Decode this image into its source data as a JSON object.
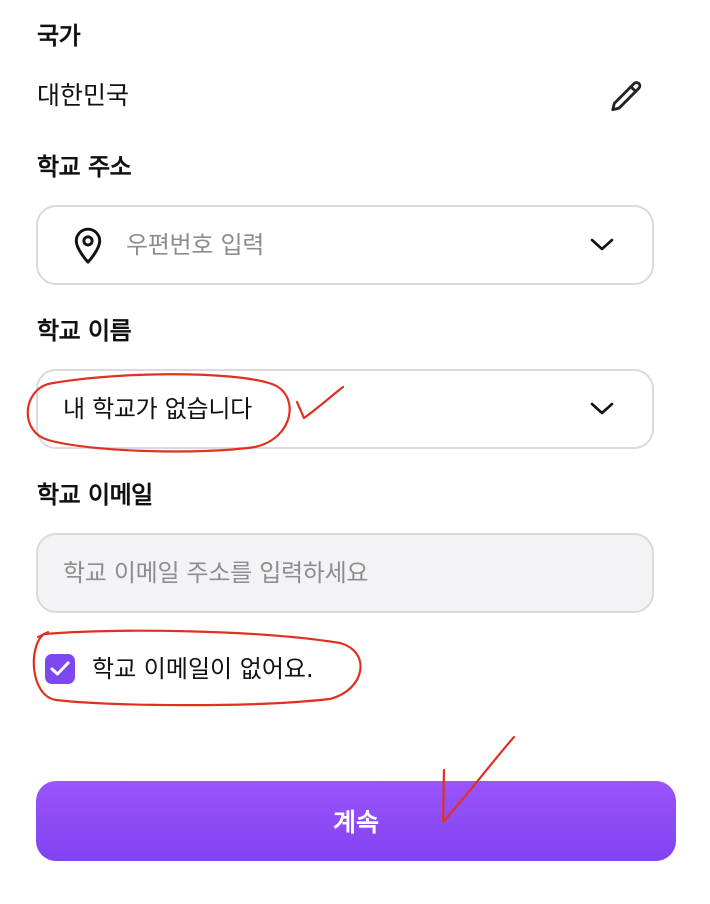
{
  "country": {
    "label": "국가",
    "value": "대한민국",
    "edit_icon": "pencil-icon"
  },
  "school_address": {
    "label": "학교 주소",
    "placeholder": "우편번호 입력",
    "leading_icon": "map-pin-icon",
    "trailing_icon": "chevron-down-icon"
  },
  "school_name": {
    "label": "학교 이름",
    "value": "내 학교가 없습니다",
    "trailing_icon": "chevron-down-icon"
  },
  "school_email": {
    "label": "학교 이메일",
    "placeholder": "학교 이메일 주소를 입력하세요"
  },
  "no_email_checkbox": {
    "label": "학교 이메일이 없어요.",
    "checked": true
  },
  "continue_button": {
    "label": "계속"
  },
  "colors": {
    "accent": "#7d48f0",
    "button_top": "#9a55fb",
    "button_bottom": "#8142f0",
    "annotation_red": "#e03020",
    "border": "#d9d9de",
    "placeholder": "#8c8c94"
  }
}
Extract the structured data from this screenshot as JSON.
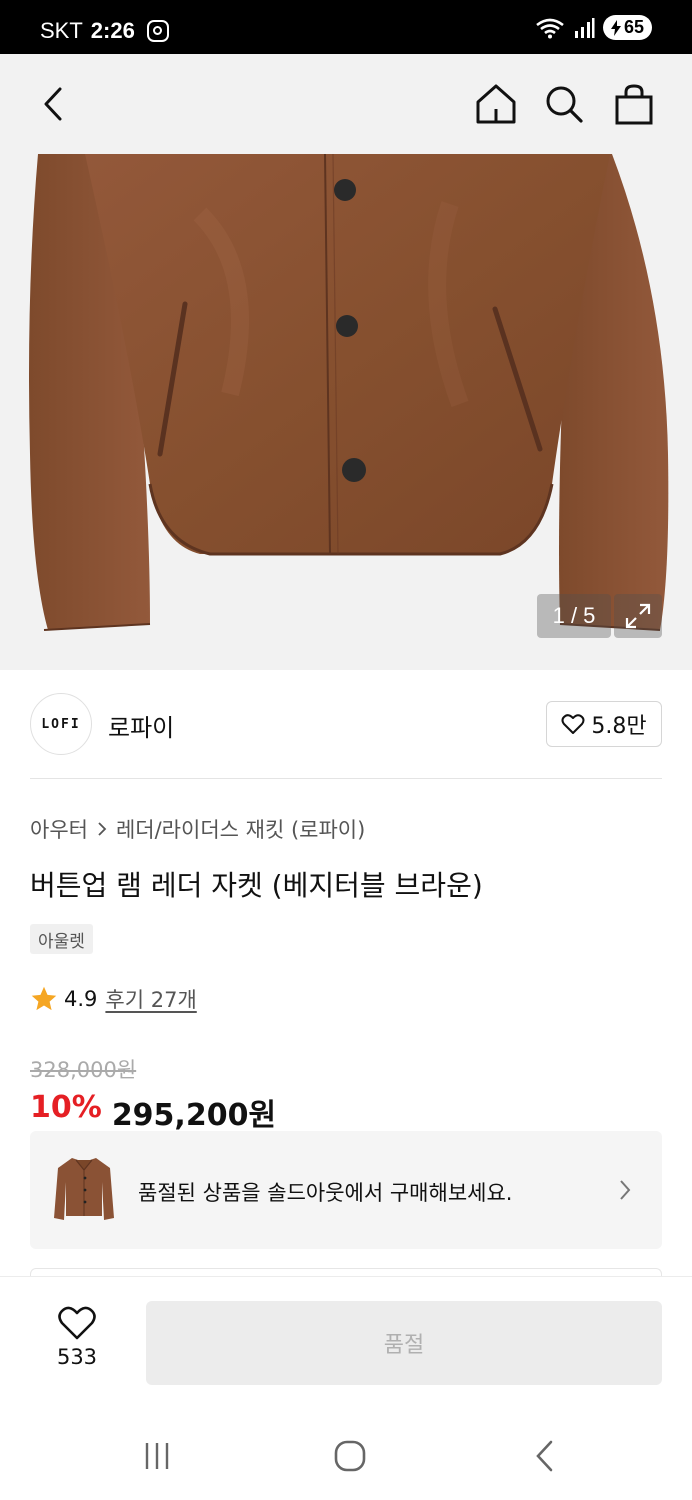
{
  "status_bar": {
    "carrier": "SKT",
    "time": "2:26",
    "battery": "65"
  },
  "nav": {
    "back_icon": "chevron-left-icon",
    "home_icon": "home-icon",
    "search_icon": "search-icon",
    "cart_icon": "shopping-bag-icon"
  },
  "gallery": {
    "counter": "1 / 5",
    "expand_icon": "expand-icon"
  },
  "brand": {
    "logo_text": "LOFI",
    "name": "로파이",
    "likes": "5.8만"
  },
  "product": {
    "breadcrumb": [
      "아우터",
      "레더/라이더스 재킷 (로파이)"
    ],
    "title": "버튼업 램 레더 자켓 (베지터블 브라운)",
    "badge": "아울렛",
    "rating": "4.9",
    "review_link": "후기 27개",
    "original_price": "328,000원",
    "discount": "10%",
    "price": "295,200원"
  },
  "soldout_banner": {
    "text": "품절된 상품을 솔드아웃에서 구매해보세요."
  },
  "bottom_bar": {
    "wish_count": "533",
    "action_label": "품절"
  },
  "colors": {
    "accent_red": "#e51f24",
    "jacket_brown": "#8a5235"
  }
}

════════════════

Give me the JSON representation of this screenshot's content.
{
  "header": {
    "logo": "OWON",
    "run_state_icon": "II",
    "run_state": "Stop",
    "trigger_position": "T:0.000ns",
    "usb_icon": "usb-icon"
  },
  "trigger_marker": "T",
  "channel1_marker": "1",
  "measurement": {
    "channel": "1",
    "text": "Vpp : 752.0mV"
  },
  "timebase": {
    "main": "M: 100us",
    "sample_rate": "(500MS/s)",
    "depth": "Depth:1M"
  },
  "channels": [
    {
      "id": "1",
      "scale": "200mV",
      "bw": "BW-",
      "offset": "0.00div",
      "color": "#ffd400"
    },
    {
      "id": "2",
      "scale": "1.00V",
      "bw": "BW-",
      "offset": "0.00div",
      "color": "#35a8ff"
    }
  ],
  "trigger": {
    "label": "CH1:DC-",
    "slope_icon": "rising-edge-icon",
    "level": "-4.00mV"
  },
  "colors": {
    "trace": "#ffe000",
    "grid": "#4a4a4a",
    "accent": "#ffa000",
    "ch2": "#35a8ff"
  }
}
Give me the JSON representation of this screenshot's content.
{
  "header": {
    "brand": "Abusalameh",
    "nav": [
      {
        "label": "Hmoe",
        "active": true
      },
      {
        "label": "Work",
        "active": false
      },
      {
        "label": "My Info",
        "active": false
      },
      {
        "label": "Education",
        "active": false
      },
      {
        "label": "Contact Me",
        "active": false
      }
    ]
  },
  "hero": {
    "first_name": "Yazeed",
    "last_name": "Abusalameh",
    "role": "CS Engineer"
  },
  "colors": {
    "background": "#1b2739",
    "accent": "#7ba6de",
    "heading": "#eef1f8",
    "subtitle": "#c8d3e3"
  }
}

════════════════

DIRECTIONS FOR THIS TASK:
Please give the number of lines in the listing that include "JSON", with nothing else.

ANSWER FOR THE TASK:
4